─── Source material

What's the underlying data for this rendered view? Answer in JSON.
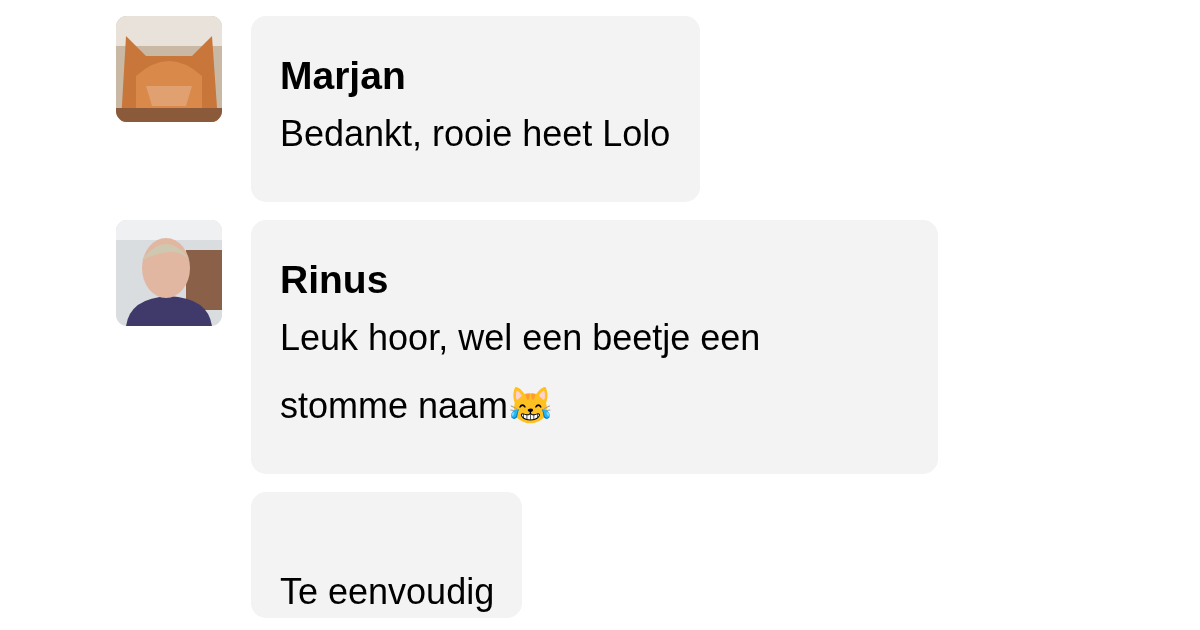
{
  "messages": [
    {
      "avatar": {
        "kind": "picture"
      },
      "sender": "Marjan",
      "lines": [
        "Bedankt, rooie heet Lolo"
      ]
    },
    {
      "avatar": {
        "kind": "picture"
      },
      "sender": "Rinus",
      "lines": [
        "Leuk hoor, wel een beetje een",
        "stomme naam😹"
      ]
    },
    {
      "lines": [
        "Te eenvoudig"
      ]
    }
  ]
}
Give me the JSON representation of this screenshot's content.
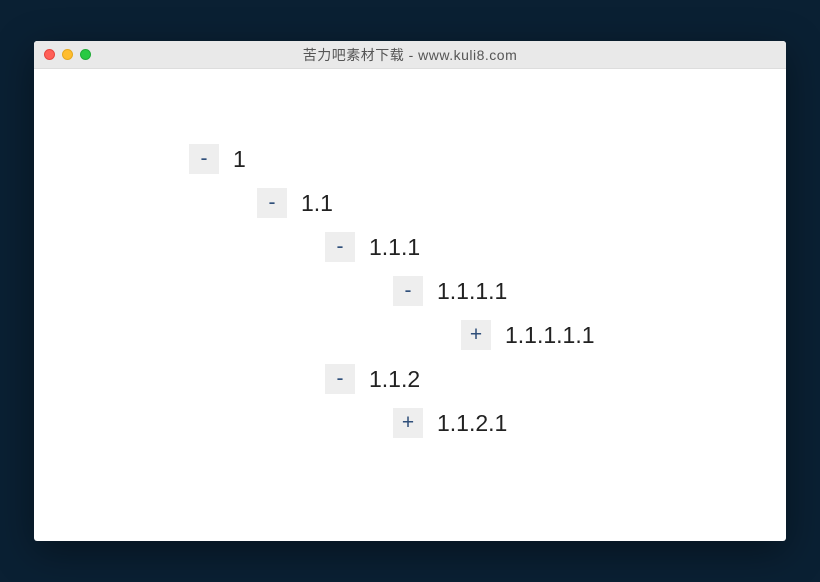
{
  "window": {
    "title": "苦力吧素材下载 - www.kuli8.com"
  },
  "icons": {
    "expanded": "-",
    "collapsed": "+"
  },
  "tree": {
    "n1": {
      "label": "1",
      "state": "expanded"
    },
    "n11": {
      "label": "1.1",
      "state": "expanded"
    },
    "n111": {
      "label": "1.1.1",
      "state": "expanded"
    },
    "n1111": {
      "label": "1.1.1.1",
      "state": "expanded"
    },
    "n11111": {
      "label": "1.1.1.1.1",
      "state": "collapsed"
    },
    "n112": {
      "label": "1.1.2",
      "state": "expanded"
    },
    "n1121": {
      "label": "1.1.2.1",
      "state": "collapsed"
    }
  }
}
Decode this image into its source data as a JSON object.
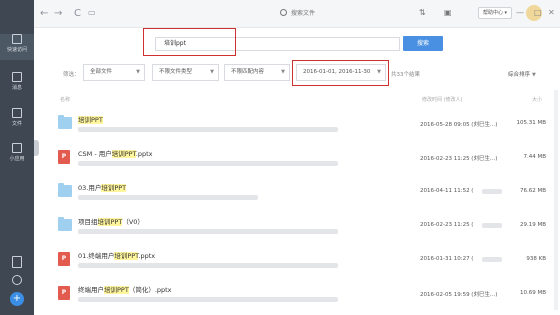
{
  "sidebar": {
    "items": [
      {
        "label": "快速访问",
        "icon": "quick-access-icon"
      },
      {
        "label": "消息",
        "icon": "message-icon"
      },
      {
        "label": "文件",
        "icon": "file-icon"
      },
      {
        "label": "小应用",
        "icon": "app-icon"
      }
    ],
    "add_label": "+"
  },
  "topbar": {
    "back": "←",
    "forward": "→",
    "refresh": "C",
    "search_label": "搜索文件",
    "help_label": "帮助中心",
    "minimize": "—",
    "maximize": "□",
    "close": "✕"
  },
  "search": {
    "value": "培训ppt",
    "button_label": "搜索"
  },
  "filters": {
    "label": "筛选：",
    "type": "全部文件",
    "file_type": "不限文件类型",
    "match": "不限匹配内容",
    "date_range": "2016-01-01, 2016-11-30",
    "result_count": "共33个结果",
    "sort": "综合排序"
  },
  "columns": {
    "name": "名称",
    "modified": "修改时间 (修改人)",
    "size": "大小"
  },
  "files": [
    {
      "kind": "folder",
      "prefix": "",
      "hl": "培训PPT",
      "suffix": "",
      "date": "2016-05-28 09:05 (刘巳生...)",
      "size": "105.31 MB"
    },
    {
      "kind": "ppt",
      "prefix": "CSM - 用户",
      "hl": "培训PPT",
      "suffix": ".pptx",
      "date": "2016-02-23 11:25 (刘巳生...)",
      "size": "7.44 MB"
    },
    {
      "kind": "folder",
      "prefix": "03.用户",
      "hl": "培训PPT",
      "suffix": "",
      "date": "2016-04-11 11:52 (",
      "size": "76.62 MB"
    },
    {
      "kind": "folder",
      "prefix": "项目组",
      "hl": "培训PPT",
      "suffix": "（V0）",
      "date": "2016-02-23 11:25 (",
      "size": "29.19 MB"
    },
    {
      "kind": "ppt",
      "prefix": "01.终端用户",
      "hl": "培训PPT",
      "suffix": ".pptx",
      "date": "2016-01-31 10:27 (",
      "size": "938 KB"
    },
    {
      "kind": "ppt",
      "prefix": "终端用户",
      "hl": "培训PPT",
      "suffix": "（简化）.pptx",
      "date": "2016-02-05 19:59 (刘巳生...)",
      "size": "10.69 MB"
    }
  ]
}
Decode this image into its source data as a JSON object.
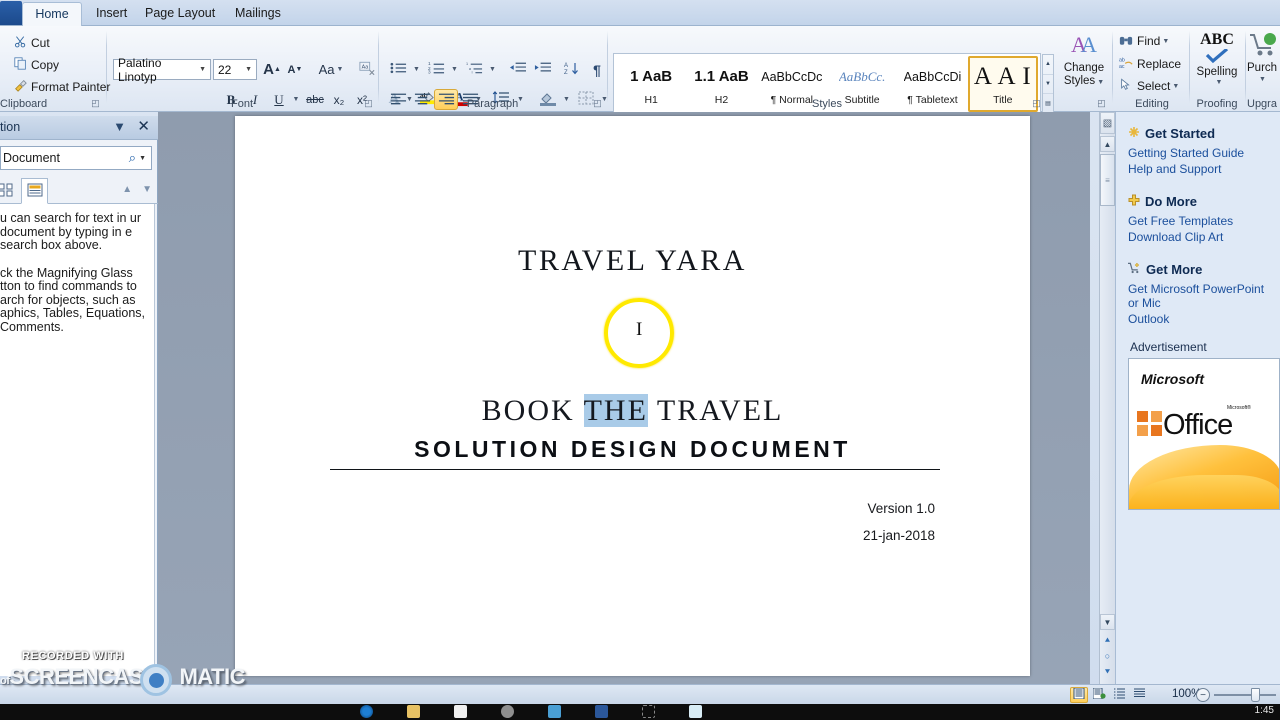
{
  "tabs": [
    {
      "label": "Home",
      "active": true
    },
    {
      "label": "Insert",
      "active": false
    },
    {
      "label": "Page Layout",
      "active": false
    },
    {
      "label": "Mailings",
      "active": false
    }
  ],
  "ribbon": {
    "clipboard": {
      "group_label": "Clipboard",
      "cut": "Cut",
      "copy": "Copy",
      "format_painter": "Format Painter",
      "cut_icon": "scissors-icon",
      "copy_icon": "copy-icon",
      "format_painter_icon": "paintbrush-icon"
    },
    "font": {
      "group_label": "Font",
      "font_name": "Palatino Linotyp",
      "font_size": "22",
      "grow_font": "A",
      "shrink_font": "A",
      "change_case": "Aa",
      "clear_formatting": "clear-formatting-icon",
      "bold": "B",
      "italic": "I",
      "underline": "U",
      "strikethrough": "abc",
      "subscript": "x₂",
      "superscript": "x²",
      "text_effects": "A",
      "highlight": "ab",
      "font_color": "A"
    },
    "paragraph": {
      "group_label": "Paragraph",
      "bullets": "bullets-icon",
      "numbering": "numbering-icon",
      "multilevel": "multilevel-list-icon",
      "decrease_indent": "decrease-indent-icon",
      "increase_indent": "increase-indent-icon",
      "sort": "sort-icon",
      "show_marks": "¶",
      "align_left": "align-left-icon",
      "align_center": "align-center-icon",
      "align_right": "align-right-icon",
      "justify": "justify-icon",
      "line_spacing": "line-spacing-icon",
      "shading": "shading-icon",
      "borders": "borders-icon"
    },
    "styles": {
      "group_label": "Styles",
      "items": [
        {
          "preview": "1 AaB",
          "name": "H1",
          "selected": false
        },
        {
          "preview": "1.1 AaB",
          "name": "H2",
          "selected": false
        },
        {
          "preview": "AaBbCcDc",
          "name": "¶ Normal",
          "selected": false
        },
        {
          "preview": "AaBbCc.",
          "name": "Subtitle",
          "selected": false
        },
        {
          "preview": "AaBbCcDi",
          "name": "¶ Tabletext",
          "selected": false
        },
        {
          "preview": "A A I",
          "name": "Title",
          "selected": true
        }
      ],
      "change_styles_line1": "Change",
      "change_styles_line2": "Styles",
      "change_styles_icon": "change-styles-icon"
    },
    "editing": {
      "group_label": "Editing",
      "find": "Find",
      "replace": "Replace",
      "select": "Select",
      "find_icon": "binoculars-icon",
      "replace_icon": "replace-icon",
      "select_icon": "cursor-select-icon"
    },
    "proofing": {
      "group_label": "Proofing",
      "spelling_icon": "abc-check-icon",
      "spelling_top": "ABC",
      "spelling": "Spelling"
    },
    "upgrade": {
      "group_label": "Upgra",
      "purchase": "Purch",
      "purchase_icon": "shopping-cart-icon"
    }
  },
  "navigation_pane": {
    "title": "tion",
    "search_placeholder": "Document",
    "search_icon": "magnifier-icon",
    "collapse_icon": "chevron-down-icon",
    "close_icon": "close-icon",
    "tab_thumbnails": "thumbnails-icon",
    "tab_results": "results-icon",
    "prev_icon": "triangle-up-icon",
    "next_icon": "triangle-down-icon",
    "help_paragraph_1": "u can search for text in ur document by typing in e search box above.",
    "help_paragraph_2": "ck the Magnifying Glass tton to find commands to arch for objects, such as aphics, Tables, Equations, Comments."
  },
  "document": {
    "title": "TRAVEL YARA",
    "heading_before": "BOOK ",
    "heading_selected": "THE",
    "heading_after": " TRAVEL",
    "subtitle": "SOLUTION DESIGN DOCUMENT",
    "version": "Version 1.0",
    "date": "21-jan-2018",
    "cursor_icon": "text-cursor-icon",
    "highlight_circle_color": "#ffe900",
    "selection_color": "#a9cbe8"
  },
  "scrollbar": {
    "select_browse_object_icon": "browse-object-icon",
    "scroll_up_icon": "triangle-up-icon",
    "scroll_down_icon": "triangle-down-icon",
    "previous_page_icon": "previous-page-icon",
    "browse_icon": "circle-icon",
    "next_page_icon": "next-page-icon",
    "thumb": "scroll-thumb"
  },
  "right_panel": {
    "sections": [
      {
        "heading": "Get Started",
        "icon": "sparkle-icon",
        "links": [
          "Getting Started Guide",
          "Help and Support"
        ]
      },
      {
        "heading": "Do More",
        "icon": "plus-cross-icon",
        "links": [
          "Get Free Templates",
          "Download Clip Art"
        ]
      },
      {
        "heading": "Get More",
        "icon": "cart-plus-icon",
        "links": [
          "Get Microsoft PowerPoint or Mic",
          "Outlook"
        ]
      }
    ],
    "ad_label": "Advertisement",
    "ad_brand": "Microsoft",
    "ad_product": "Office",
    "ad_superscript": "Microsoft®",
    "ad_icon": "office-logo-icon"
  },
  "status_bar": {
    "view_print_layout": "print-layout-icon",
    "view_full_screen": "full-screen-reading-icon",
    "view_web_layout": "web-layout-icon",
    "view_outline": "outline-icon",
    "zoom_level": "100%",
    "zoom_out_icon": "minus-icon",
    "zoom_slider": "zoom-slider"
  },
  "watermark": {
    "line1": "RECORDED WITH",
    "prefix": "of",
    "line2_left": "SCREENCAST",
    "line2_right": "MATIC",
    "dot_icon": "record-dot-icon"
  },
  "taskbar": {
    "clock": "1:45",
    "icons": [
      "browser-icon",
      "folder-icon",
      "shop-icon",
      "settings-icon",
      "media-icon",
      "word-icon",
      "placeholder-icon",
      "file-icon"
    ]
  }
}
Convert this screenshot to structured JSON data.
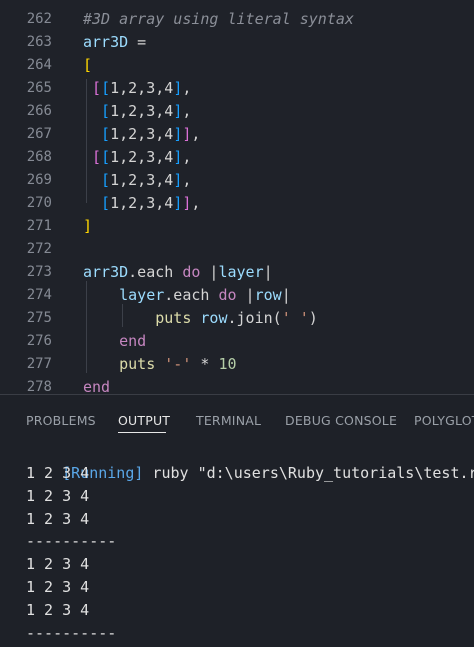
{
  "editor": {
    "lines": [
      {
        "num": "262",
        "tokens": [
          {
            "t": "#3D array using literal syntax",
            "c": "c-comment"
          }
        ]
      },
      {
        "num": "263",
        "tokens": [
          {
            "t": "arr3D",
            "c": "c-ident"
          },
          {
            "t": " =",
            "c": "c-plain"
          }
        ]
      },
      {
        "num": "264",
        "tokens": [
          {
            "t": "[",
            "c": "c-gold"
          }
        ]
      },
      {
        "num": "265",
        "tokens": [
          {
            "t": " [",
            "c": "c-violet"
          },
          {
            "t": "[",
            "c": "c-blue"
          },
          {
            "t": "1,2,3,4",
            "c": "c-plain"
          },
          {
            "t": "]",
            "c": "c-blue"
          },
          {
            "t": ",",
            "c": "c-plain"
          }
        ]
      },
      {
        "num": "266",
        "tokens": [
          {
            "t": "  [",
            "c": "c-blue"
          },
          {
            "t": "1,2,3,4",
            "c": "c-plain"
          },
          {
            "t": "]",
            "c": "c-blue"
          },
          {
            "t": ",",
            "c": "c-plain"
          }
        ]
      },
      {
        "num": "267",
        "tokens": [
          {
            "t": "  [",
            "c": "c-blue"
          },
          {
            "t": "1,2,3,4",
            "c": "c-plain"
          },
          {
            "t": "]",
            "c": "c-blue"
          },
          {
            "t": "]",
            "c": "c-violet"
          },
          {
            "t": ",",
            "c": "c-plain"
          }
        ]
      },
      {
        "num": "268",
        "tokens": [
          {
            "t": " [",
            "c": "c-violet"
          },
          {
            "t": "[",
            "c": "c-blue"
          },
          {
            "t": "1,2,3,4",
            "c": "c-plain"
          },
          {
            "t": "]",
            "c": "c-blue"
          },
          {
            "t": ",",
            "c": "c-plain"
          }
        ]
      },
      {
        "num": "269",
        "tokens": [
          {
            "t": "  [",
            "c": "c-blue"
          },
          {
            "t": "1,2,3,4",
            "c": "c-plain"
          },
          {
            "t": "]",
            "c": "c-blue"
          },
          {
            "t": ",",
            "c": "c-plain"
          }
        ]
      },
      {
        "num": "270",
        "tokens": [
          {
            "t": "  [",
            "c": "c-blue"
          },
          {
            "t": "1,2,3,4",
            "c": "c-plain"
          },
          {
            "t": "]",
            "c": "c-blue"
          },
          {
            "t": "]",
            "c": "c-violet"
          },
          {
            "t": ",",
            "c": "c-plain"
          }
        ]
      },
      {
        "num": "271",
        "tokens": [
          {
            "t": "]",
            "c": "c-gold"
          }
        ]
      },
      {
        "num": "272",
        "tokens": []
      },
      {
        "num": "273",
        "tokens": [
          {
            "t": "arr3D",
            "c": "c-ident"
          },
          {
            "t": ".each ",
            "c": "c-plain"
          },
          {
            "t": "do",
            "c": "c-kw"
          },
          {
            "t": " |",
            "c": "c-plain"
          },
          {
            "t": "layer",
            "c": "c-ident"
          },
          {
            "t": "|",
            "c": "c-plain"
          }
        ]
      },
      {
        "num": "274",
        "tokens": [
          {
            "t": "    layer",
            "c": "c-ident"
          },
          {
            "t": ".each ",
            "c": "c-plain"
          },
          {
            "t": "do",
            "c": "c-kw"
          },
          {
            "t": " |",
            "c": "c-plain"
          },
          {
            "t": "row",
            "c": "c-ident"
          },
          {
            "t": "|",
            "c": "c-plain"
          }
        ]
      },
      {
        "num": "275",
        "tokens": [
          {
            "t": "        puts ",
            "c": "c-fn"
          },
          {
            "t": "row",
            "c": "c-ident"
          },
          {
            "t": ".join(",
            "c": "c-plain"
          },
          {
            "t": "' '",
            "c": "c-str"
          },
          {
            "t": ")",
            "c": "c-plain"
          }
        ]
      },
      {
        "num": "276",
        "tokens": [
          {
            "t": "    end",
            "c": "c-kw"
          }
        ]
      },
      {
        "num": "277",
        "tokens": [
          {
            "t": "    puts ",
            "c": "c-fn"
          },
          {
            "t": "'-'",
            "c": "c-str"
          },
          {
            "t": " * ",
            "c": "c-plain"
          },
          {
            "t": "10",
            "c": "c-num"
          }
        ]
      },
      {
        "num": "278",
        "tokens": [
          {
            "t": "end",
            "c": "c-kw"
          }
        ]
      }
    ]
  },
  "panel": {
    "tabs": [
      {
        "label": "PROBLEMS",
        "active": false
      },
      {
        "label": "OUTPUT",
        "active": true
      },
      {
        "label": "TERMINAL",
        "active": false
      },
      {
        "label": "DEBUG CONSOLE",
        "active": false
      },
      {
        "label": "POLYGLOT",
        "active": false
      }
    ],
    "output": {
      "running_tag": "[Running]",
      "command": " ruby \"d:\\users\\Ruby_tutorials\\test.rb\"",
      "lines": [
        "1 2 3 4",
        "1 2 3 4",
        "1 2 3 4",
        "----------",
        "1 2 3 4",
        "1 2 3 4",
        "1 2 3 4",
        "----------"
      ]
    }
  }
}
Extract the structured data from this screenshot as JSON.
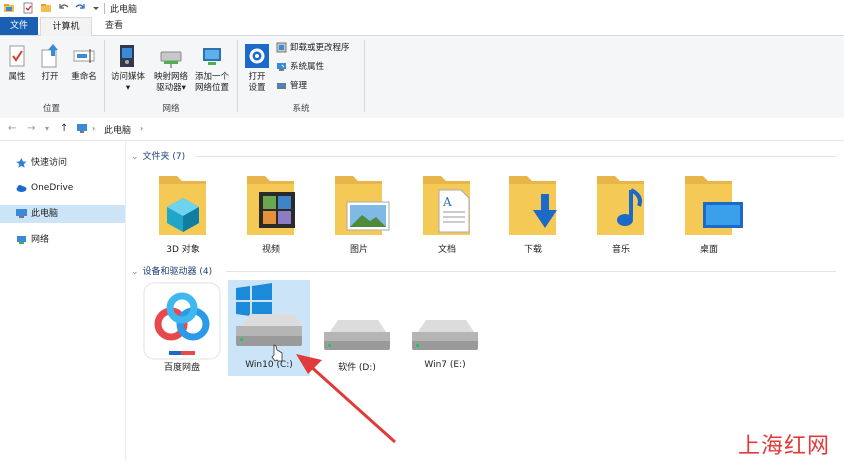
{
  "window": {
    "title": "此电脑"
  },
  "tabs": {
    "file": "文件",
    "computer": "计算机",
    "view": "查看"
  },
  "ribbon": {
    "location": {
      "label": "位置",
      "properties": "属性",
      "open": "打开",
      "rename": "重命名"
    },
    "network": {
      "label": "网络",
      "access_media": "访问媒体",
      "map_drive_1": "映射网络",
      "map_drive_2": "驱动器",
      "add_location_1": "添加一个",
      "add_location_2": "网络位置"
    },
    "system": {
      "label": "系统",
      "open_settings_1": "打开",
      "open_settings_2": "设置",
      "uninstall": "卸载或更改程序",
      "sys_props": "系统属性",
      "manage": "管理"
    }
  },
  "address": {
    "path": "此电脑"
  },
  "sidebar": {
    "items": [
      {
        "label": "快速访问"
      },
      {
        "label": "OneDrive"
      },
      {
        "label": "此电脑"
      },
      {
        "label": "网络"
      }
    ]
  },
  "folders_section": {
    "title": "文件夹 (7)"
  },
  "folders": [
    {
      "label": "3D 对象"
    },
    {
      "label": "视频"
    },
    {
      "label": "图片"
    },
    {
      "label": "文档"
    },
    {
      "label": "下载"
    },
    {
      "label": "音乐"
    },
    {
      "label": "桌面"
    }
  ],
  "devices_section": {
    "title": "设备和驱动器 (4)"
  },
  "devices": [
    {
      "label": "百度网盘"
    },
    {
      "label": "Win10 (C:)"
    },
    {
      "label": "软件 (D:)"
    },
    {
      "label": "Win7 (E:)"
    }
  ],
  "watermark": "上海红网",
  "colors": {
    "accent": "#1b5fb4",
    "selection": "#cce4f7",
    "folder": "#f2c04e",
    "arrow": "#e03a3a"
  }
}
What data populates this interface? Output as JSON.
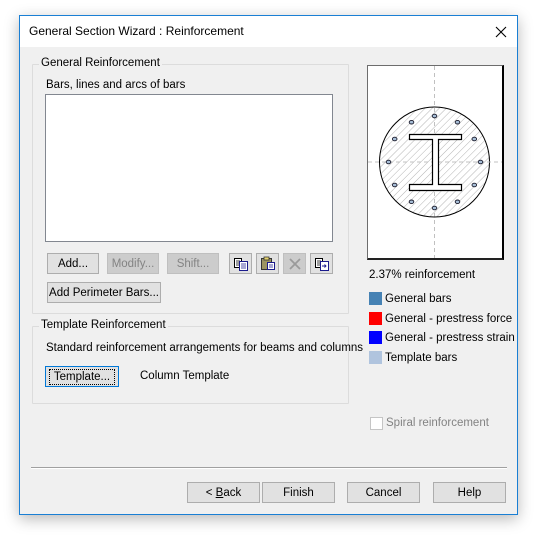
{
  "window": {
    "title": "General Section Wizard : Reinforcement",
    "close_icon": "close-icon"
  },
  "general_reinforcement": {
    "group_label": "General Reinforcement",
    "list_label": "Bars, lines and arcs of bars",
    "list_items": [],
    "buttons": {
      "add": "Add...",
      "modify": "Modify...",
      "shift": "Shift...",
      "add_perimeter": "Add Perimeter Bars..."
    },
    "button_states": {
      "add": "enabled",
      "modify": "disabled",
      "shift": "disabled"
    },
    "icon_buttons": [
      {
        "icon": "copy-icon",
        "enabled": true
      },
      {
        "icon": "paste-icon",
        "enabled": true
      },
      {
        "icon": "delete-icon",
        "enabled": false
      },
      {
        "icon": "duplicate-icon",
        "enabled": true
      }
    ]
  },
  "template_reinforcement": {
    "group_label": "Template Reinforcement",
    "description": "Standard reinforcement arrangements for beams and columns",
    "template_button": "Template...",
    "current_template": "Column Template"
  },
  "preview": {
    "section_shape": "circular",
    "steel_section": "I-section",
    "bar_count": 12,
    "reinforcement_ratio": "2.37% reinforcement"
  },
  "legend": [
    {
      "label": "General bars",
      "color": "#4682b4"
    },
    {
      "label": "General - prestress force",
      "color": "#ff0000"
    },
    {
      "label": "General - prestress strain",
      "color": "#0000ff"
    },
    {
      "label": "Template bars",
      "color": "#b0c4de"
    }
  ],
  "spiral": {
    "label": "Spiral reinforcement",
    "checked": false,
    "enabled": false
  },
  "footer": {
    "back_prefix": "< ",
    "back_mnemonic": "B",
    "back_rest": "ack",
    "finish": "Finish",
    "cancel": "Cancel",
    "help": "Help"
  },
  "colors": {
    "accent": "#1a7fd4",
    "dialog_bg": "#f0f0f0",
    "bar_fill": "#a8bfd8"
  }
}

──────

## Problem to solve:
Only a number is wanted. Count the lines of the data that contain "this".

## Written reply:
7